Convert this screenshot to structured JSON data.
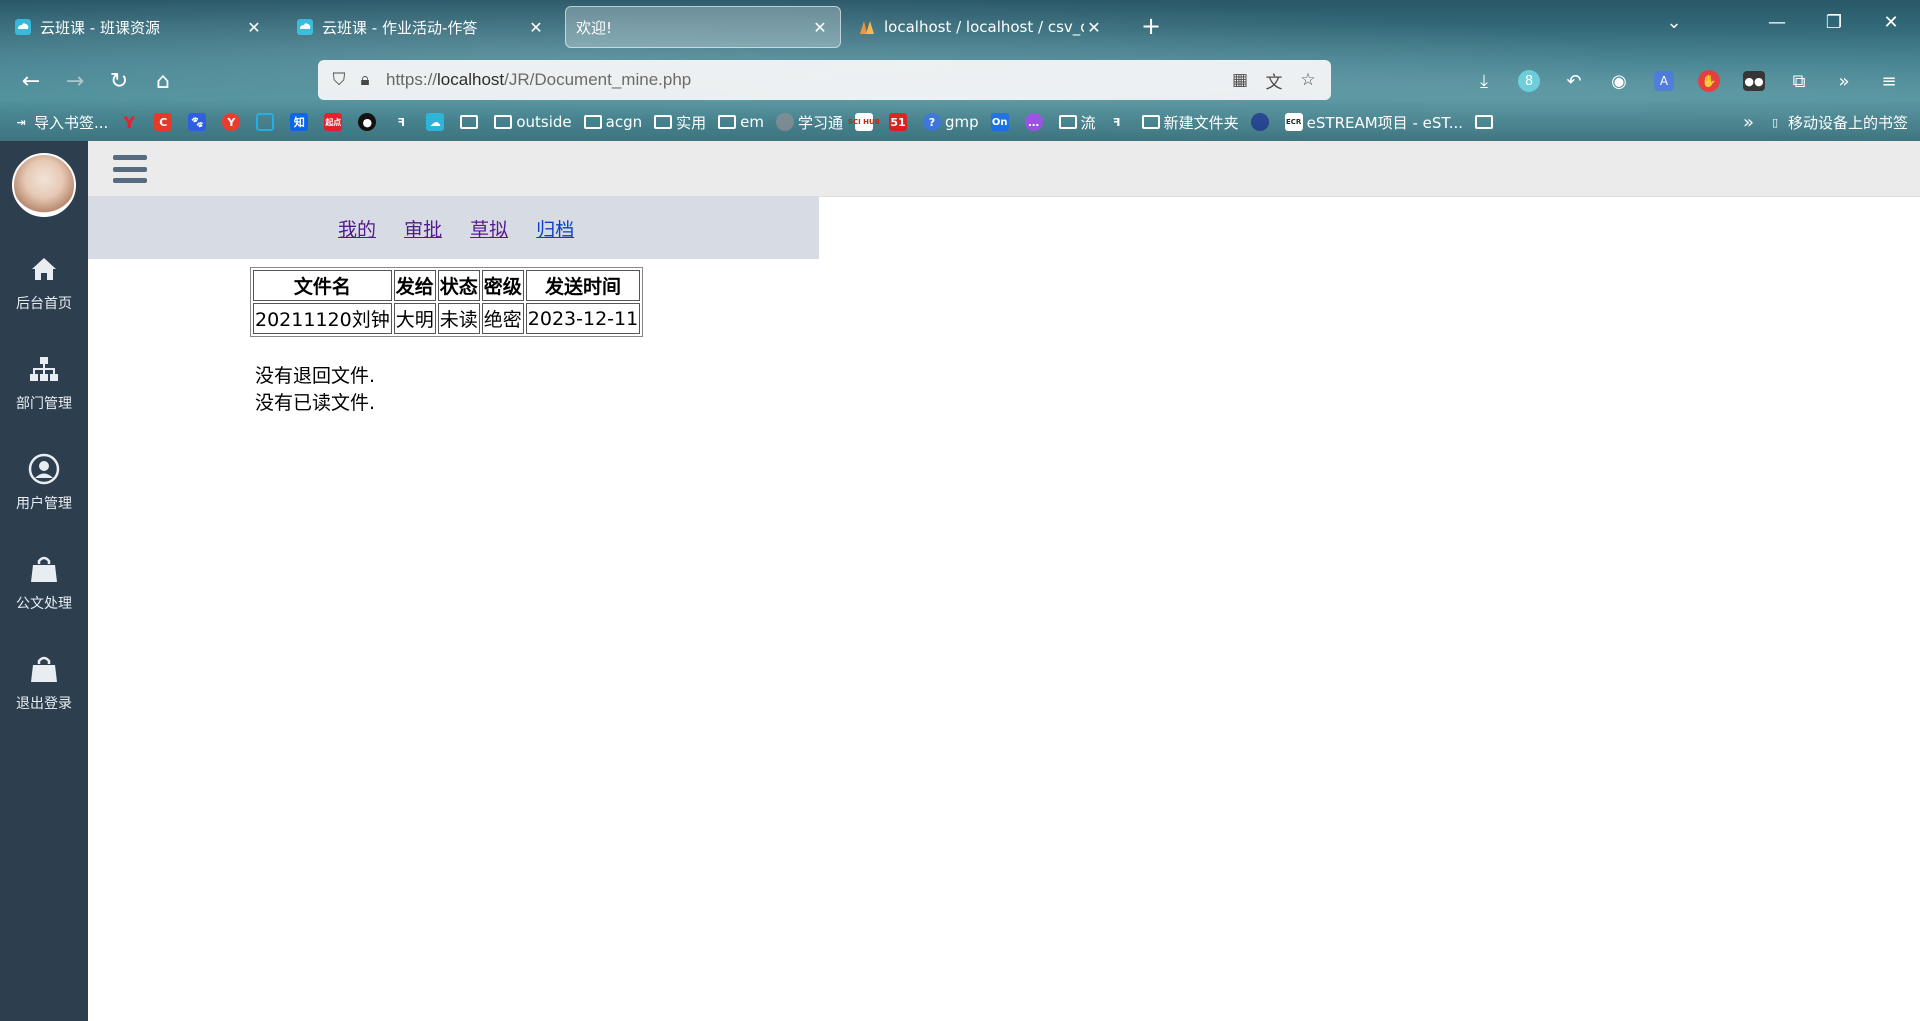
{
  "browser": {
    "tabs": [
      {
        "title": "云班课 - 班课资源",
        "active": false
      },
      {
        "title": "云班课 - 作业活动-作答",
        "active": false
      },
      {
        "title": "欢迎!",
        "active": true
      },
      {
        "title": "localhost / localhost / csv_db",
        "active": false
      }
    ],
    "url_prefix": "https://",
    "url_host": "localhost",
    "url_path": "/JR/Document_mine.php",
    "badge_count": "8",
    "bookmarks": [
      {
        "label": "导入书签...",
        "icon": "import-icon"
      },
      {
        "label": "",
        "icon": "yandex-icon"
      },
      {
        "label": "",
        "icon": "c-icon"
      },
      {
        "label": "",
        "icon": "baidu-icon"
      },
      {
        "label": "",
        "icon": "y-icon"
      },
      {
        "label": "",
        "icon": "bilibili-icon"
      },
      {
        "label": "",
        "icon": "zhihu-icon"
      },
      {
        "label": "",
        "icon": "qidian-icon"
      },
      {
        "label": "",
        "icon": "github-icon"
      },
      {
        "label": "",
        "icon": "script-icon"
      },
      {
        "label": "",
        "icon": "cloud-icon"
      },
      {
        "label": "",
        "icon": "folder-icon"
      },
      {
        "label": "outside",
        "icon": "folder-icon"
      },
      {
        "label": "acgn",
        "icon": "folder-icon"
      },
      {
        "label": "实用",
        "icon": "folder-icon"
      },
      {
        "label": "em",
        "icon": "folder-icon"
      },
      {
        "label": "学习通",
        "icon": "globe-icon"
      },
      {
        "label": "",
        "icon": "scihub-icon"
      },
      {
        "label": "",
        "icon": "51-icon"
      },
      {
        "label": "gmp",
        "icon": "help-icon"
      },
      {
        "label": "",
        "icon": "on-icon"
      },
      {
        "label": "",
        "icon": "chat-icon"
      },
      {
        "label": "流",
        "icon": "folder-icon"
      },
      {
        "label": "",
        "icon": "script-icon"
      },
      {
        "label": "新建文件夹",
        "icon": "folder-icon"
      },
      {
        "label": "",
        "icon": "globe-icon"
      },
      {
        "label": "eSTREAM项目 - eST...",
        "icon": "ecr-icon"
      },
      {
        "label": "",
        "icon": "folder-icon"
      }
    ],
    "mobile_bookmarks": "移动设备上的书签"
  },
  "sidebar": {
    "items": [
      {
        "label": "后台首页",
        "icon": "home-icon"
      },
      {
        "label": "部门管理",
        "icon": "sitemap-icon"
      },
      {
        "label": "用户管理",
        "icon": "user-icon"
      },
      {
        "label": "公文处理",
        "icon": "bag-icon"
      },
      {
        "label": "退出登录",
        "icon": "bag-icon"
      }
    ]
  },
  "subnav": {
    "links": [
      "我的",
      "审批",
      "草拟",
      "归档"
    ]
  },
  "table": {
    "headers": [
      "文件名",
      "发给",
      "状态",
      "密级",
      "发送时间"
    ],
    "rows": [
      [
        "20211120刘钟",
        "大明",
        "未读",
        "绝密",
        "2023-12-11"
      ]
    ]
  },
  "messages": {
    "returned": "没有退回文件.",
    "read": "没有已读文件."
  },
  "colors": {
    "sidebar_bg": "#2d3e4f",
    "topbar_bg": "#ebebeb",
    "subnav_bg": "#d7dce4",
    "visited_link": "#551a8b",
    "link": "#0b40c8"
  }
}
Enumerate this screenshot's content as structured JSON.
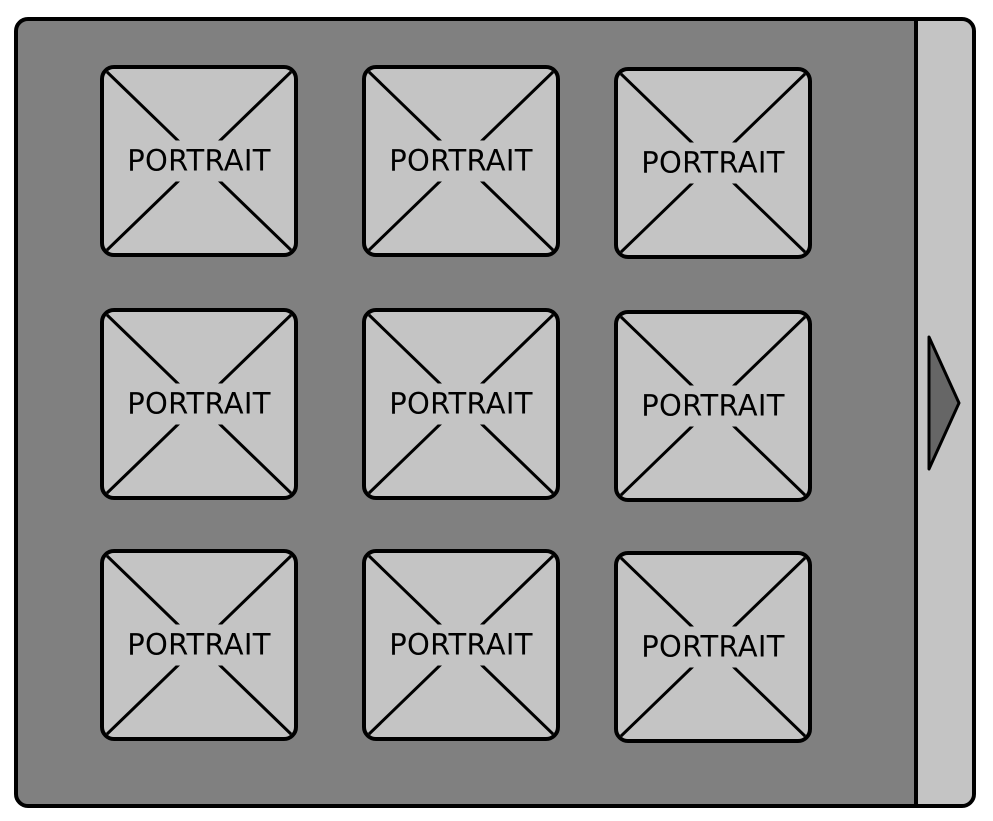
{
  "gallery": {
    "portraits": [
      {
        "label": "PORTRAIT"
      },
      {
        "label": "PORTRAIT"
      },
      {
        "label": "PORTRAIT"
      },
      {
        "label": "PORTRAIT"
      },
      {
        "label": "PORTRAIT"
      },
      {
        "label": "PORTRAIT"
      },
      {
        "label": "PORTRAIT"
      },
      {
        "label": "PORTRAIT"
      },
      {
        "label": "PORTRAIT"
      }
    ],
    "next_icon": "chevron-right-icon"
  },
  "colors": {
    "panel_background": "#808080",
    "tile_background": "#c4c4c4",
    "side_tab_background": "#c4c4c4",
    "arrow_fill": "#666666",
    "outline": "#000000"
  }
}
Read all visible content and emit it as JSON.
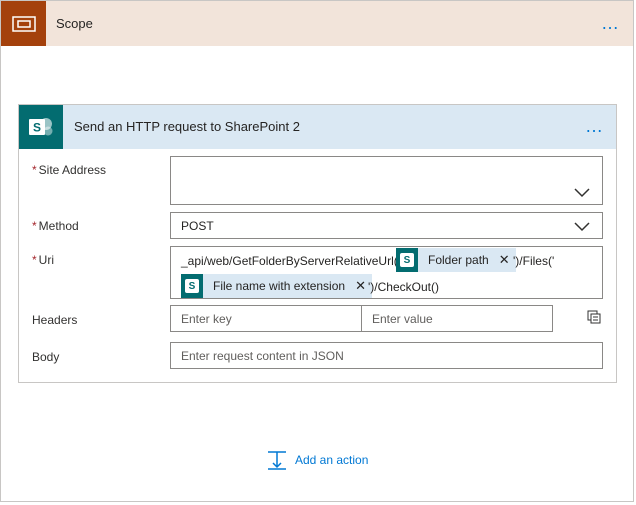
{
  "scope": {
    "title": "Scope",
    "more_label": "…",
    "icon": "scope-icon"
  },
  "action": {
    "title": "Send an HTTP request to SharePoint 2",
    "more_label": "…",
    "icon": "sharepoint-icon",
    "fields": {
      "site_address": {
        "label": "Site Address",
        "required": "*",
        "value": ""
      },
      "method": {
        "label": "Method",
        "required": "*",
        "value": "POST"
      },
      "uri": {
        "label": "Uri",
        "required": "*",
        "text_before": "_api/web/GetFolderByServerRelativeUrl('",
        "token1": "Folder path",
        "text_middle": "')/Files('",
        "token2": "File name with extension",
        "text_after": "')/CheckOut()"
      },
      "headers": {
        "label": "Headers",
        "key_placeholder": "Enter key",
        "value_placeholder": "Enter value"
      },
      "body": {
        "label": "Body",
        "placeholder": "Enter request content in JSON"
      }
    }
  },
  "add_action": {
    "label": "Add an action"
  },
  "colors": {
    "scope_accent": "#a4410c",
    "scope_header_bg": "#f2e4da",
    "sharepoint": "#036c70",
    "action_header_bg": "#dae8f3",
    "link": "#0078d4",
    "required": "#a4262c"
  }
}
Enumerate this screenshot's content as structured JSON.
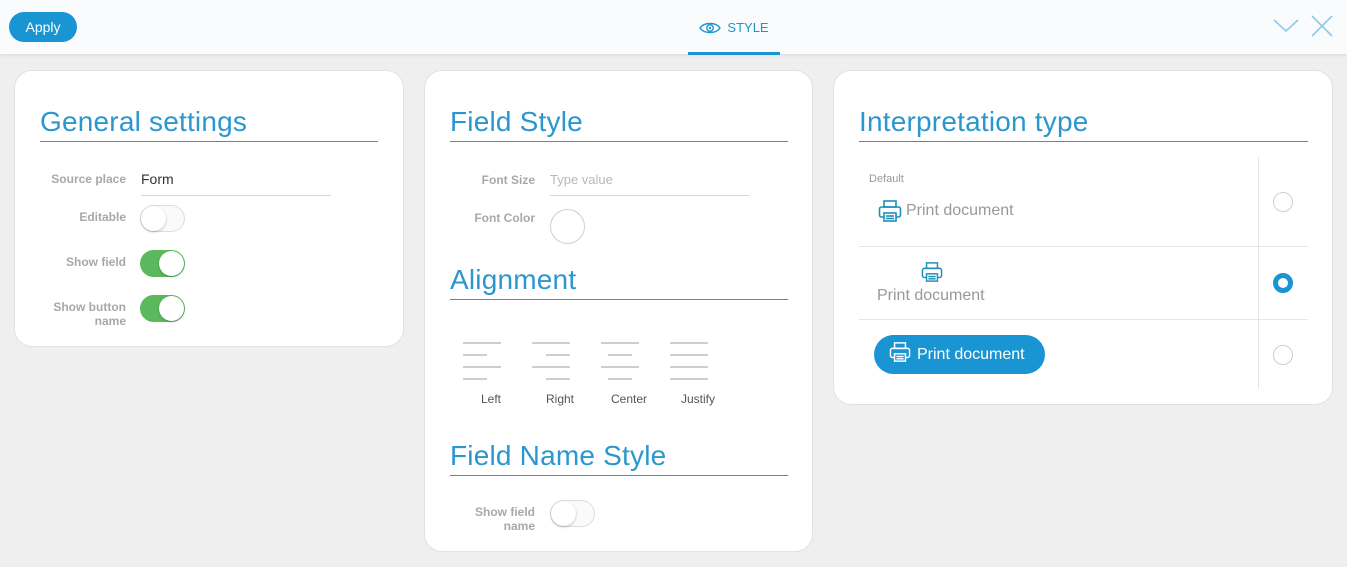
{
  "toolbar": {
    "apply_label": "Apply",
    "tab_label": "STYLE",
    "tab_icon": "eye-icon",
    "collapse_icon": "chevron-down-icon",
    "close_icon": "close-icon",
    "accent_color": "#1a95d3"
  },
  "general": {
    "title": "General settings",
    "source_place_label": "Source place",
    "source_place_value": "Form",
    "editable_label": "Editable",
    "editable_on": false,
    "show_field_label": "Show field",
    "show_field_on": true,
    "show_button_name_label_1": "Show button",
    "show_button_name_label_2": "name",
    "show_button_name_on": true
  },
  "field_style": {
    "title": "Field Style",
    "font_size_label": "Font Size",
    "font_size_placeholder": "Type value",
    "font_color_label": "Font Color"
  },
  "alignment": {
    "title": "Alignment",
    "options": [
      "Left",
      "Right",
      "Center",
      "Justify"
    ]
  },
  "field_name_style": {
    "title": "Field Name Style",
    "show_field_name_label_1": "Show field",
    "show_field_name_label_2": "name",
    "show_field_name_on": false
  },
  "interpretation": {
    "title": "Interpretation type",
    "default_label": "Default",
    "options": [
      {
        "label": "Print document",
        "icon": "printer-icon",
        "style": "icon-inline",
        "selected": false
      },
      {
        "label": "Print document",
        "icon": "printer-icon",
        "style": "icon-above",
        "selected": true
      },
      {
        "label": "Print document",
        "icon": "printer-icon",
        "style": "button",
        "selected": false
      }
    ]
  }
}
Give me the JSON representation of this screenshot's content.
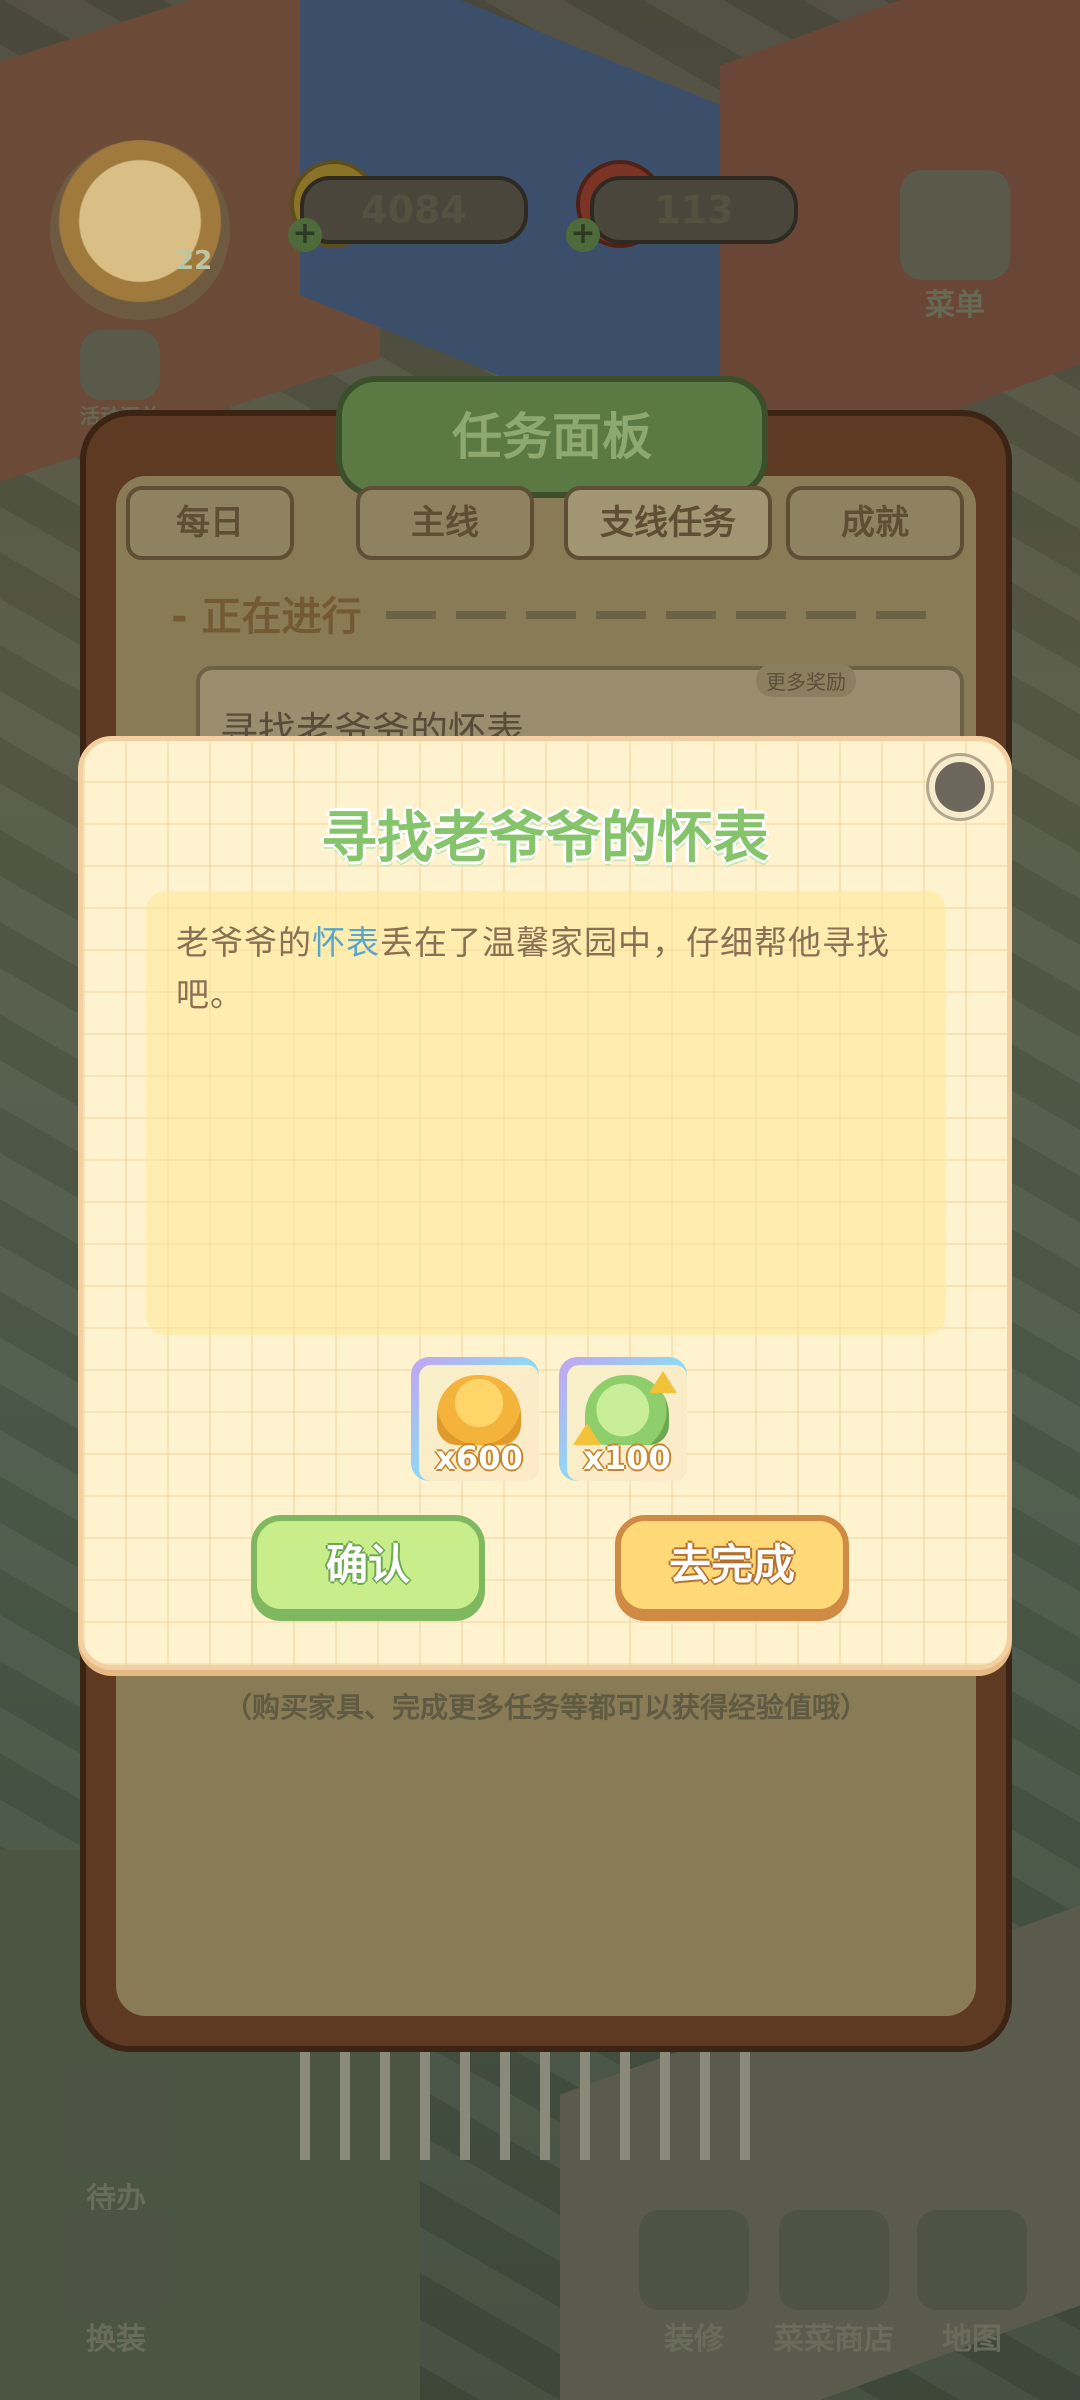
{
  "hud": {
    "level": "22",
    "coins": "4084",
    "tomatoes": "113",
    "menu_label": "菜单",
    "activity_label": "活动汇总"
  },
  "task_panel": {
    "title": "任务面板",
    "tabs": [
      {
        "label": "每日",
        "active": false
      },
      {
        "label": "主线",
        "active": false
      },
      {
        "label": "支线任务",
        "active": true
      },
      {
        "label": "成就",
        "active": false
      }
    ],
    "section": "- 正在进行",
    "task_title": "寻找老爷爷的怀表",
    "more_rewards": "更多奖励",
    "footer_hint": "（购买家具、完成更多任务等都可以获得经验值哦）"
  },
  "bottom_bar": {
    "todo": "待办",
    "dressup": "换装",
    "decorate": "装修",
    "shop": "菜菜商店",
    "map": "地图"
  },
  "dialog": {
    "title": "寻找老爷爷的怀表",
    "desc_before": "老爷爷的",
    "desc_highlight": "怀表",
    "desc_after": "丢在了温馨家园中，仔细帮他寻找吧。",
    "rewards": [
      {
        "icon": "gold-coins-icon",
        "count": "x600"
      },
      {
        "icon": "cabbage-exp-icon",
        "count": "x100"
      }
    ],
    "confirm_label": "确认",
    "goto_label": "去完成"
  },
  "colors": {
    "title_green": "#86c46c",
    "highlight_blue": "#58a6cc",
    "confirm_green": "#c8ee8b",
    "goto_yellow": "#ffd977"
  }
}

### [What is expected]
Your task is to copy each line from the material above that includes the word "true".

### [Answer]
        "active": true
    "show_field_on": true,
    "show_button_name_on": true
        "selected": true
        "active": true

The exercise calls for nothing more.